(Extracted records)
========

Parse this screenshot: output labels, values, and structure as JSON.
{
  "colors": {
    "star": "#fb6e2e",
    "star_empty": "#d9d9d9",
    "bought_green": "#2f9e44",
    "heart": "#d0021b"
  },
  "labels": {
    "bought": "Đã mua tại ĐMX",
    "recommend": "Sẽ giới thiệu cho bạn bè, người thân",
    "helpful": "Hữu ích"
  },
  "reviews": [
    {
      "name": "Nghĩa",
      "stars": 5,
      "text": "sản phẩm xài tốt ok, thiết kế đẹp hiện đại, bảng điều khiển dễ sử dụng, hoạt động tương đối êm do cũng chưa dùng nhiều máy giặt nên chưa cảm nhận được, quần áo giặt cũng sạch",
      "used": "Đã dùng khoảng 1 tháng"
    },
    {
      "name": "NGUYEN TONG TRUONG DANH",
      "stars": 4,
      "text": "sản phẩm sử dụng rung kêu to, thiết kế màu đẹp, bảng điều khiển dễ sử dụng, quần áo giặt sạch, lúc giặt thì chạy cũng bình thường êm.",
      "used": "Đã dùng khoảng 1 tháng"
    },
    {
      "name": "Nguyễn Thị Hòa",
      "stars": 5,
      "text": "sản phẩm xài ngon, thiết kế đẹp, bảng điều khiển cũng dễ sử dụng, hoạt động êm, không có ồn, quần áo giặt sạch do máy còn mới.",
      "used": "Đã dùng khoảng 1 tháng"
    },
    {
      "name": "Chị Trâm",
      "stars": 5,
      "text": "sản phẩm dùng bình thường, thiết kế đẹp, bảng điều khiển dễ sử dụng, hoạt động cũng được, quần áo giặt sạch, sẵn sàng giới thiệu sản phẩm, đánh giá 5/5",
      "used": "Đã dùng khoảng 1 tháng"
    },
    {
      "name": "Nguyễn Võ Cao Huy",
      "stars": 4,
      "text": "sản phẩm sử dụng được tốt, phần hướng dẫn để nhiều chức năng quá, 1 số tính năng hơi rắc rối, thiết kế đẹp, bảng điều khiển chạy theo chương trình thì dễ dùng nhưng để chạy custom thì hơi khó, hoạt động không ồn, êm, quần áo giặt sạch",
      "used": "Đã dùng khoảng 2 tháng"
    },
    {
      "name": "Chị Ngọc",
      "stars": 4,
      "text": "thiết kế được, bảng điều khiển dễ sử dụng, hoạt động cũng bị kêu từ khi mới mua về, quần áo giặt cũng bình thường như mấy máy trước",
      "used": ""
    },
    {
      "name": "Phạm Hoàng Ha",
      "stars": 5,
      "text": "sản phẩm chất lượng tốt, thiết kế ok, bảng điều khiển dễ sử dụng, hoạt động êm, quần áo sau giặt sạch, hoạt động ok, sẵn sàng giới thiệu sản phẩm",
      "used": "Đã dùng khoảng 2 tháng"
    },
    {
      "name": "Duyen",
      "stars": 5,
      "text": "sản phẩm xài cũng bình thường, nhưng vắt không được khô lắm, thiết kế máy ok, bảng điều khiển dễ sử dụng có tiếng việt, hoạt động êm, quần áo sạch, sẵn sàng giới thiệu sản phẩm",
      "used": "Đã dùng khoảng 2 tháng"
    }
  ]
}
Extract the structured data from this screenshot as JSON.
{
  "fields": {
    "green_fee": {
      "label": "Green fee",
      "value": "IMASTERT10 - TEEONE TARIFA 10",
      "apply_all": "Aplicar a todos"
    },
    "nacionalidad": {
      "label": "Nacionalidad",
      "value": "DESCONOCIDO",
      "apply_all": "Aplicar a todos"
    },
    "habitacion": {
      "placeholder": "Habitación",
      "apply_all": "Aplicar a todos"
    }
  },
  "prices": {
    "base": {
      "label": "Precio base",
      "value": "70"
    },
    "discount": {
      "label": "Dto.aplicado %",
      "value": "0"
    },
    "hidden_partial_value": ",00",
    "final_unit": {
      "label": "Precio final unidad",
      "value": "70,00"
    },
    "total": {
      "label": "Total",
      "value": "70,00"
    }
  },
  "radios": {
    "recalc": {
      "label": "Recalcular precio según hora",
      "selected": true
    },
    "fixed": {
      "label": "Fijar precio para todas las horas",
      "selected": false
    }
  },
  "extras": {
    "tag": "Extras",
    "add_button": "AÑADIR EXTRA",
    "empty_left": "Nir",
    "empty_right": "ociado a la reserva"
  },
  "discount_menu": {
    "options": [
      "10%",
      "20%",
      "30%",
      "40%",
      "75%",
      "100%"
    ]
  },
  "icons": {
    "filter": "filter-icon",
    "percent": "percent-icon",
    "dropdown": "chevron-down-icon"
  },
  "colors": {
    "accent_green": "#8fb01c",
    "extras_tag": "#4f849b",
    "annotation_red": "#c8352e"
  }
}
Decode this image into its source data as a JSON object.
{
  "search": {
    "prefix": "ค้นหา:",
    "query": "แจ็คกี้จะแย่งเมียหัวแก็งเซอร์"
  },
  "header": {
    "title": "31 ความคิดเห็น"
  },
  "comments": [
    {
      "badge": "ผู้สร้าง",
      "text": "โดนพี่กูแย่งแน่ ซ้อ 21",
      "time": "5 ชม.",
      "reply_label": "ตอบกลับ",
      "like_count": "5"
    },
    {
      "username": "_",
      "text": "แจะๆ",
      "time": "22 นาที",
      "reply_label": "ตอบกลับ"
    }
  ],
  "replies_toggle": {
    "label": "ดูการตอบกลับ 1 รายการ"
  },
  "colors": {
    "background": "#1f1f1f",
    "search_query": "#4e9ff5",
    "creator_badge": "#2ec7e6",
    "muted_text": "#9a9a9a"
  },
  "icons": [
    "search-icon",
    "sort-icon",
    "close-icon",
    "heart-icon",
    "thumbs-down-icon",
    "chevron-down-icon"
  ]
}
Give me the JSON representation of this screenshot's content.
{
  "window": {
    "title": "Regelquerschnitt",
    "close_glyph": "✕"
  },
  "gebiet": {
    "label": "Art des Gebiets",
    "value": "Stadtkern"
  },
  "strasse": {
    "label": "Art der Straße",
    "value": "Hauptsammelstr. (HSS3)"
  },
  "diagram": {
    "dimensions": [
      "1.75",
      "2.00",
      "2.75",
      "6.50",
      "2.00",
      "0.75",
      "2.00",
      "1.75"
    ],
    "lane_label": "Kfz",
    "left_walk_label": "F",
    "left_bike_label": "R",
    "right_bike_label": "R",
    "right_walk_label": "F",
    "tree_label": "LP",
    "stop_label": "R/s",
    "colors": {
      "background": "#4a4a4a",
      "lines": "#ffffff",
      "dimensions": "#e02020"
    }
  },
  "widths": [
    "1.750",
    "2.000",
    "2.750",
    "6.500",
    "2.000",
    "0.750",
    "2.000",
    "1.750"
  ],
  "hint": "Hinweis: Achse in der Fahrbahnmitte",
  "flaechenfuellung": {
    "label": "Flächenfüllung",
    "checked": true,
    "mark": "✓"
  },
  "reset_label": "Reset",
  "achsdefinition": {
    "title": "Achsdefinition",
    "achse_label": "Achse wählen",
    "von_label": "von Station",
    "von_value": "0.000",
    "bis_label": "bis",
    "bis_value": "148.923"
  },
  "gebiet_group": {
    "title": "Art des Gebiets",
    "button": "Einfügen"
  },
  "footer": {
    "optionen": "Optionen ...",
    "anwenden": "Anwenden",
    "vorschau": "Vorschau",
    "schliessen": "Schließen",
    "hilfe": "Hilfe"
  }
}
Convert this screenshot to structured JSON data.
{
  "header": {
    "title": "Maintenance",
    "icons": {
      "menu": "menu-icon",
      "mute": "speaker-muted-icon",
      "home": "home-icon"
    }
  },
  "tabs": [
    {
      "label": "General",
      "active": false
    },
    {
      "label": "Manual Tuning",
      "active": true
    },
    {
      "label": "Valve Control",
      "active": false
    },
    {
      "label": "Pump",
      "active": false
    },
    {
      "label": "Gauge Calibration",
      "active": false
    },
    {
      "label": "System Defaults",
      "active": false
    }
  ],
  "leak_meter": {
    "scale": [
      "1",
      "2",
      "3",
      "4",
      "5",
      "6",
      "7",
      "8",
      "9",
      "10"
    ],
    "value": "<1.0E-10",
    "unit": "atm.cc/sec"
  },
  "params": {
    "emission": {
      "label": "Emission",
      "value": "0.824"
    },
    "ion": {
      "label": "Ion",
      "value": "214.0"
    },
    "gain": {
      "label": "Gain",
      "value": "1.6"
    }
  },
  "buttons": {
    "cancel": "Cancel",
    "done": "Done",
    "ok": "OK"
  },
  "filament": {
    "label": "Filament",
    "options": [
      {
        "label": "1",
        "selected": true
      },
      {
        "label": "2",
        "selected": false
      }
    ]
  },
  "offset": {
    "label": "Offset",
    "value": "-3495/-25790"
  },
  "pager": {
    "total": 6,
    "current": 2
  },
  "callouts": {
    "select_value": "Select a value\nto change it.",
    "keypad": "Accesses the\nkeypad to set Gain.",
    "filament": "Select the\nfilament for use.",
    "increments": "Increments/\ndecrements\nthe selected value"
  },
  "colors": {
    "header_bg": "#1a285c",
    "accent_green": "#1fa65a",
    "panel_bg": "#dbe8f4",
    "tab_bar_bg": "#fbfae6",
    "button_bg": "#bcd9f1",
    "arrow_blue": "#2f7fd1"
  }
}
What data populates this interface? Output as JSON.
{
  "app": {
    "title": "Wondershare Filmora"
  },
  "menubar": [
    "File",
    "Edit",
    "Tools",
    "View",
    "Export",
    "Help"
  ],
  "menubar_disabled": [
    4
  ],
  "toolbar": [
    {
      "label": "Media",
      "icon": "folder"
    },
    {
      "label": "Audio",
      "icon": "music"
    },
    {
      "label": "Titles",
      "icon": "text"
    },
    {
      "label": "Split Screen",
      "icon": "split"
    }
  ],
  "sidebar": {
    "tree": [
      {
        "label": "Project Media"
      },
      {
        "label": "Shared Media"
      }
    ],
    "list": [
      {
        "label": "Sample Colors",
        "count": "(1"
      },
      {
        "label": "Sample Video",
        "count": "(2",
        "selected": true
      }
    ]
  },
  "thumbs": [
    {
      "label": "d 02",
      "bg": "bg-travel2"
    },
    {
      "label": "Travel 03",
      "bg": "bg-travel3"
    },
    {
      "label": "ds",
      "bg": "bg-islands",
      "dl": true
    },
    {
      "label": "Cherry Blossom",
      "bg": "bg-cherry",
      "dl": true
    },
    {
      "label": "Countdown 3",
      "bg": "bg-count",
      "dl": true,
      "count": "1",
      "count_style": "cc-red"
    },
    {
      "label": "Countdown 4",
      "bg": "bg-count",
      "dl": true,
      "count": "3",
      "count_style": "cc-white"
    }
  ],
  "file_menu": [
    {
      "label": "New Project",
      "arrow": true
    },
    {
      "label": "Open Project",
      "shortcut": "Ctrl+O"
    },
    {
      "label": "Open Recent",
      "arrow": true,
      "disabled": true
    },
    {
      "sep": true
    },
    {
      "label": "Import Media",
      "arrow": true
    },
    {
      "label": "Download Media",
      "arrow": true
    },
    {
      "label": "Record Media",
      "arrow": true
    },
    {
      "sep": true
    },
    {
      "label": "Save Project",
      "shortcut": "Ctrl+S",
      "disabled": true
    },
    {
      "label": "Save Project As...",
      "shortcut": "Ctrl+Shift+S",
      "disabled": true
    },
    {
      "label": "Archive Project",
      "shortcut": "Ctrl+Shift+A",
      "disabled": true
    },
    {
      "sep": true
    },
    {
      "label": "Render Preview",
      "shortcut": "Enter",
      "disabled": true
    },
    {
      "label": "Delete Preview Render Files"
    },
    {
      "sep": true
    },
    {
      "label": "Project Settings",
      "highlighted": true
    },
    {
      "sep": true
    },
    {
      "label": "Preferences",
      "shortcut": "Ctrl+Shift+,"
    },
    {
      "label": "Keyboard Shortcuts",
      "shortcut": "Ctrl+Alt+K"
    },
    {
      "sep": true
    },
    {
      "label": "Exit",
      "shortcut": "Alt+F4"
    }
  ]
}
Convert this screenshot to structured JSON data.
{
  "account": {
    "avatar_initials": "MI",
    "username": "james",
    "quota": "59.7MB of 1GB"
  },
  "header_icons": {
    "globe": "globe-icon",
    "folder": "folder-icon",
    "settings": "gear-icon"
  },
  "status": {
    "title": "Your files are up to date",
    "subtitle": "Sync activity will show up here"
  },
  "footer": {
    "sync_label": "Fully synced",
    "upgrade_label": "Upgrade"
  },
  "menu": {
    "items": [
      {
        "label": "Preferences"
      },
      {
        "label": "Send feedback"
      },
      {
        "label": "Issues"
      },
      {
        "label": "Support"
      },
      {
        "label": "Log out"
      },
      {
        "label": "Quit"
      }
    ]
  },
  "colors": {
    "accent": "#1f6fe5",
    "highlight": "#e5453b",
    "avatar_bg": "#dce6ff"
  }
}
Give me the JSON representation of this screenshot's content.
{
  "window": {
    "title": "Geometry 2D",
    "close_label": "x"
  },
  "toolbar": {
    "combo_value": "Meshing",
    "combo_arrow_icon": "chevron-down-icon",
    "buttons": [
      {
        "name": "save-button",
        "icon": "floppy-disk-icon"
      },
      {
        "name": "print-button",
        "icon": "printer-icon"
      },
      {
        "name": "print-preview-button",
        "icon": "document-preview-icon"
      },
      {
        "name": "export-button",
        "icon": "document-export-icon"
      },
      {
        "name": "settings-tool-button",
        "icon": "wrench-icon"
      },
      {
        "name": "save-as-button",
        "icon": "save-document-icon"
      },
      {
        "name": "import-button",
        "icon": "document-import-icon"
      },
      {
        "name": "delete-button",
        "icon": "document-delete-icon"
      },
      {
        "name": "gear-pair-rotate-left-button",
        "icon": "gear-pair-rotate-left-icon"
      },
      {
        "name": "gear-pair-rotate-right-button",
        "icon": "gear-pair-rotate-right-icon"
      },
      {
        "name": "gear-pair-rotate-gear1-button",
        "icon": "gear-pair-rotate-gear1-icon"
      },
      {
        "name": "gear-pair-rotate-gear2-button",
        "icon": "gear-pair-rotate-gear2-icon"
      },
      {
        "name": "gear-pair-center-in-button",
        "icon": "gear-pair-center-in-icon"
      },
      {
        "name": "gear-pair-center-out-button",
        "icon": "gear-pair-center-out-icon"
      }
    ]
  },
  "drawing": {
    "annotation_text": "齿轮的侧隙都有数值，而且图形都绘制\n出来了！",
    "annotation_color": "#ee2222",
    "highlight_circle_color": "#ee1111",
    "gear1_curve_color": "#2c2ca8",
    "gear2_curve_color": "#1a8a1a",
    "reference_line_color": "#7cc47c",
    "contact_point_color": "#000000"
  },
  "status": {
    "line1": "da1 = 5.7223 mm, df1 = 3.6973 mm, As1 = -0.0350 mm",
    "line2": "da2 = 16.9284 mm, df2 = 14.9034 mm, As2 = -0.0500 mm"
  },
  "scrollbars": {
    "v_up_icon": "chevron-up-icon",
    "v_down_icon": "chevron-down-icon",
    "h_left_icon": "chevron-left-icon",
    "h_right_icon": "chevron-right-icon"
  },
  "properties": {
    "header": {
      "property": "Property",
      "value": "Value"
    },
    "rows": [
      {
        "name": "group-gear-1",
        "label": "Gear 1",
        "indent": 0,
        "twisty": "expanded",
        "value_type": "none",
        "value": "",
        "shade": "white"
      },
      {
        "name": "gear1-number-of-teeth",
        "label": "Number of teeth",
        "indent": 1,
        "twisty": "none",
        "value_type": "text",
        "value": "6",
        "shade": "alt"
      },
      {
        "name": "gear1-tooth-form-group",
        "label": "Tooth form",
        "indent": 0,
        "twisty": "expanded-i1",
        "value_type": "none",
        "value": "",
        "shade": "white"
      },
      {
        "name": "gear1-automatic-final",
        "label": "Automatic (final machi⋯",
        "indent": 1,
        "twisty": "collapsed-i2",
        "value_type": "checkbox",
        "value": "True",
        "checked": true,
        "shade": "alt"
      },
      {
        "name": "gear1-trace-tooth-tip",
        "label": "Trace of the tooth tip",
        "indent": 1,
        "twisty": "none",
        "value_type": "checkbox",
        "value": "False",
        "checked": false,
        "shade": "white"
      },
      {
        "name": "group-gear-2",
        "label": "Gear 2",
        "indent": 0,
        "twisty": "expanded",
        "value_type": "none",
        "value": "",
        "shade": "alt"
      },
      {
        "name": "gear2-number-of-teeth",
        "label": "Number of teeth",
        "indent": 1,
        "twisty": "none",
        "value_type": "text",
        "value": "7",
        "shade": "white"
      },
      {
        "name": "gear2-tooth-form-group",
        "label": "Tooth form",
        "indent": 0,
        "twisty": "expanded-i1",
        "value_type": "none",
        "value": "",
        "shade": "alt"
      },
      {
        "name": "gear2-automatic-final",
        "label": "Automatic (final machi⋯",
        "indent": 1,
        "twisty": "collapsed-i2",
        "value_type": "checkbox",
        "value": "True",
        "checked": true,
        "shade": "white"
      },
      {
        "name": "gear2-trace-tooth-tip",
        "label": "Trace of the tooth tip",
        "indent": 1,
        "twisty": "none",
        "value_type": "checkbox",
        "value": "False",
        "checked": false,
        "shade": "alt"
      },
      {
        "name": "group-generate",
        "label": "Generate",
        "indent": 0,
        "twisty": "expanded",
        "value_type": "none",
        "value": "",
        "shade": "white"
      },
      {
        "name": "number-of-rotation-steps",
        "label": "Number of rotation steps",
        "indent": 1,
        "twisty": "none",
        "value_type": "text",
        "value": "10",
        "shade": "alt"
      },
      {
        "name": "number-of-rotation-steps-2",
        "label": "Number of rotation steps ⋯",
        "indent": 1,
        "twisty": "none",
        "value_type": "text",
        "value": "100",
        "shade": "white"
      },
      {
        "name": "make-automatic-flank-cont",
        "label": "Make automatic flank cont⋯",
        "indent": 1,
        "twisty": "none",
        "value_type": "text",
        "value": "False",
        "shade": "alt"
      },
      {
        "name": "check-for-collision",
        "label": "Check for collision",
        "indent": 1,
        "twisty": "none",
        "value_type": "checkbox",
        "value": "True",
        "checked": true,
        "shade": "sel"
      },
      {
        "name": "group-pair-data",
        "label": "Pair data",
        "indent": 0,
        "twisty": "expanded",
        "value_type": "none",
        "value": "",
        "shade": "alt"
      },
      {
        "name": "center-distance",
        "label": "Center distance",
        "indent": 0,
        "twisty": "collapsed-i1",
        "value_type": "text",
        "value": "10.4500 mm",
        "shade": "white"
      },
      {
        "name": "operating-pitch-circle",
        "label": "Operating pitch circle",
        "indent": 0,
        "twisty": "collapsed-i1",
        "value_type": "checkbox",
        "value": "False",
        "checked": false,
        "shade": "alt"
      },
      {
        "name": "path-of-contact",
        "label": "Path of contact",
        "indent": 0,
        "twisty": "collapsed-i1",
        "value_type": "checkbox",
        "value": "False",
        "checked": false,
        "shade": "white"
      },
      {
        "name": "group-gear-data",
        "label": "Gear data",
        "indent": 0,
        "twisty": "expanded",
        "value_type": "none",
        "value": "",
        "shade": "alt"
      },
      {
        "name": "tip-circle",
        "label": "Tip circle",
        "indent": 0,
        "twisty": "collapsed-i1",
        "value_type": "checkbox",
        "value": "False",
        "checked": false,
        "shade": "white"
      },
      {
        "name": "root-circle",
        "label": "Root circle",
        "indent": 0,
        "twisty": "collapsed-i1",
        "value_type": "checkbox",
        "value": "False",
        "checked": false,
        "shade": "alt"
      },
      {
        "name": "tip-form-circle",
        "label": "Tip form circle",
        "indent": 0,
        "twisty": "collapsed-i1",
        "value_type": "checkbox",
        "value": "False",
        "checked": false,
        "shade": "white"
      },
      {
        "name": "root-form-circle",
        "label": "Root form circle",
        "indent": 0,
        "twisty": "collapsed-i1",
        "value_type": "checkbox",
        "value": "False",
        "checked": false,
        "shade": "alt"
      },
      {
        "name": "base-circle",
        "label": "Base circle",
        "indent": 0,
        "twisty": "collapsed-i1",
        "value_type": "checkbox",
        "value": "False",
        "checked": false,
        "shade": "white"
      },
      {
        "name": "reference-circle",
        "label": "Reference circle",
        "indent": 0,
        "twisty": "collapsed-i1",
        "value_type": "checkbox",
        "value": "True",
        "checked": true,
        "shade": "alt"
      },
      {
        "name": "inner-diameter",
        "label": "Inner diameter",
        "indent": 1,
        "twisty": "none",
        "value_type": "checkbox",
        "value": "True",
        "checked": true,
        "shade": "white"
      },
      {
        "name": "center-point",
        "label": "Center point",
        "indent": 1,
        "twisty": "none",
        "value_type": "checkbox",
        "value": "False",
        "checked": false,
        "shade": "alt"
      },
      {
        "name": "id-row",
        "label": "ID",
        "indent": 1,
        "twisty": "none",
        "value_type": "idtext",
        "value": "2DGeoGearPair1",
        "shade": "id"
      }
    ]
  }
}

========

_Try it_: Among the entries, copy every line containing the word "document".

_Exercise output_:
        "icon": "document-preview-icon"
        "icon": "document-export-icon"
        "icon": "save-document-icon"
        "icon": "document-import-icon"
        "icon": "document-delete-icon"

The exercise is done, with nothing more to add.